Good leaders, regardless of their setting, seek to serve those around them. In a school that means serving students, teachers, peers and colleagues. In a business, it is employees and customers that are served. Service to those you lead strengthens the bonds that build and enhance your organization and your leadership role. By acting as a servant leader, you build capacity that enables your role to evolve from a leader who has positional authority (authority that is given out of respect for the position you hold), to one who has gained the relational respect and authority of the stakeholders he or she leads. To be a truly effective leader it is critical to have both positional and relational capacity with those you serve. Relational authority is earned through relationships built on empathy, trust and service. Here are some thoughts to keep in mind as you seek to strengthen the relational bonds with those you lead.

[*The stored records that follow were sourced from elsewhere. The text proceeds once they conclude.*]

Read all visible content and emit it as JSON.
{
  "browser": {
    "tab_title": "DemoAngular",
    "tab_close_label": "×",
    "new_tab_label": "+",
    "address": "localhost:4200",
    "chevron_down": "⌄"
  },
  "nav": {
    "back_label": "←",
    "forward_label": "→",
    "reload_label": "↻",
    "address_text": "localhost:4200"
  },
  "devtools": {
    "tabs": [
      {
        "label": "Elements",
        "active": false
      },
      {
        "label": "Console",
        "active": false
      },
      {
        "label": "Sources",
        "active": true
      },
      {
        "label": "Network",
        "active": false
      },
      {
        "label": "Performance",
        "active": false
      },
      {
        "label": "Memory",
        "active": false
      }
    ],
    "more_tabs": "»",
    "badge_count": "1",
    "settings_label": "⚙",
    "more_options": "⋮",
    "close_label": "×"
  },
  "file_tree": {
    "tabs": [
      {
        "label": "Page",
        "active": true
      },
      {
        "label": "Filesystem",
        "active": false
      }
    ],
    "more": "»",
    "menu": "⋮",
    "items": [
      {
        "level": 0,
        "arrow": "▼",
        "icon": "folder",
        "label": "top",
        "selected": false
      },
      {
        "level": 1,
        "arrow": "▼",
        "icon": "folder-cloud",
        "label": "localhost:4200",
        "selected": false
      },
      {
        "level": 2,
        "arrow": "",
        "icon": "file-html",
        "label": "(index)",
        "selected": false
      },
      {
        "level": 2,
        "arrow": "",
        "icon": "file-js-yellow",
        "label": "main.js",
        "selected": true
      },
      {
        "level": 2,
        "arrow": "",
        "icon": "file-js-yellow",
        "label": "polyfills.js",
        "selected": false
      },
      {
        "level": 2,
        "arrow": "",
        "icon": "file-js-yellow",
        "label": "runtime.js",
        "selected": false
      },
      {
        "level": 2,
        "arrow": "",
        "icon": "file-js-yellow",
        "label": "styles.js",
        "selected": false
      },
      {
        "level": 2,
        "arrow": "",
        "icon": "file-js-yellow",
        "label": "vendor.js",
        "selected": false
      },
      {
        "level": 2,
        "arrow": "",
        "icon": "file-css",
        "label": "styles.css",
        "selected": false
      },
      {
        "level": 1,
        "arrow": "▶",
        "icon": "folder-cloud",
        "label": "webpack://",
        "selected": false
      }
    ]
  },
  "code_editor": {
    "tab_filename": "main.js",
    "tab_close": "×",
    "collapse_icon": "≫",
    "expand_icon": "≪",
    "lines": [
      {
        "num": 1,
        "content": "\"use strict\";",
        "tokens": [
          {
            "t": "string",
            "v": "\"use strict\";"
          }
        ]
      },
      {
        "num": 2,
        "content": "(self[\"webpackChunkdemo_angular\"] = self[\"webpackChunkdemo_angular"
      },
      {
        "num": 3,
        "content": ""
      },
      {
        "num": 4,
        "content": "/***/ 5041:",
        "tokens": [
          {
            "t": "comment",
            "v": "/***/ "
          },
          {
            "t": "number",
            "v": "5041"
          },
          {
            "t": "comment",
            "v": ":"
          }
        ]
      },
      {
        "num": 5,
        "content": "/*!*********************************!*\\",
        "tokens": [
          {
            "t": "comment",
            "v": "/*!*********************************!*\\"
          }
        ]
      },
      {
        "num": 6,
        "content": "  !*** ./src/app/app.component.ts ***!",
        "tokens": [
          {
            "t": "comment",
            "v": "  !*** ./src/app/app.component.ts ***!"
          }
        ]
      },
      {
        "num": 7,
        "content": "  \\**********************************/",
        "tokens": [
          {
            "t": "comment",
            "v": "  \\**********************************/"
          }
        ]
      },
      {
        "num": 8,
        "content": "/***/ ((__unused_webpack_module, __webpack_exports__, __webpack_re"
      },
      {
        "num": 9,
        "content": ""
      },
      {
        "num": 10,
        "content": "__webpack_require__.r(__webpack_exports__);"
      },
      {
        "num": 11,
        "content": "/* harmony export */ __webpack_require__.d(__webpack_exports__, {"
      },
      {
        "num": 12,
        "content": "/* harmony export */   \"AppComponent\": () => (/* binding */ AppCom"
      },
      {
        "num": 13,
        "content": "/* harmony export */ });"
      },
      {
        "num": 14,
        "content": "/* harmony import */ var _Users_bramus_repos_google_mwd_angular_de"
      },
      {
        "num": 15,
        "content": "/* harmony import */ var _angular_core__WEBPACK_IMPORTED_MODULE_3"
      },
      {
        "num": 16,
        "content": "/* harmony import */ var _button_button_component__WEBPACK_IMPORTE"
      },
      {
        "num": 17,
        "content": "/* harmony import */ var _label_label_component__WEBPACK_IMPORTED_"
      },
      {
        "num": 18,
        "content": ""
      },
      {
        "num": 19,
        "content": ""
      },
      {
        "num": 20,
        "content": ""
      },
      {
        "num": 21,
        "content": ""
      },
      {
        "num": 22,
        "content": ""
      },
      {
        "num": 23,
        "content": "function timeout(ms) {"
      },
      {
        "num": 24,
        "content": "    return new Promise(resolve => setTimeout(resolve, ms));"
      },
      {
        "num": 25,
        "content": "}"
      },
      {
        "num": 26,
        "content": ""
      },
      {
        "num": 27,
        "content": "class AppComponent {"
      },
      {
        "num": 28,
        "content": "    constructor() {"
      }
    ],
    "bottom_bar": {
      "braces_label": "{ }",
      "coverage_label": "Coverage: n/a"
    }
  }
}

The former president of the Robert K. Greenleaf Center for Servant Leadership, Larry Sears, says these are the most important qualities of servant leaders:

  1. Listening.

  2. Empathy.

  3. Healing.

  4. Awareness.

  5. Persuasion.

  6. Conceptualization.

  7. Foresight.

  8. Stewardship.

  9. Commitment to the growth of people.

  10. Building community.

("Character and Servant Leadership: 10 Characteristics of Effective, Caring Leaders" by Larry C. Spears)

Lead to serve, serve to lead. Practicing servant leadership, leadership that values the individual and reaches out in a compassionate and empathetic way, does not diminish the mission of the organization, rather, it builds a team of trusted and respected co-workers and community, who will effectively carry out the organizational mission. To lead and serve demonstrates the hallmark of all great leaders. To make a difference, focus on your mission and as the saying goes, be the change you want to see in your organization.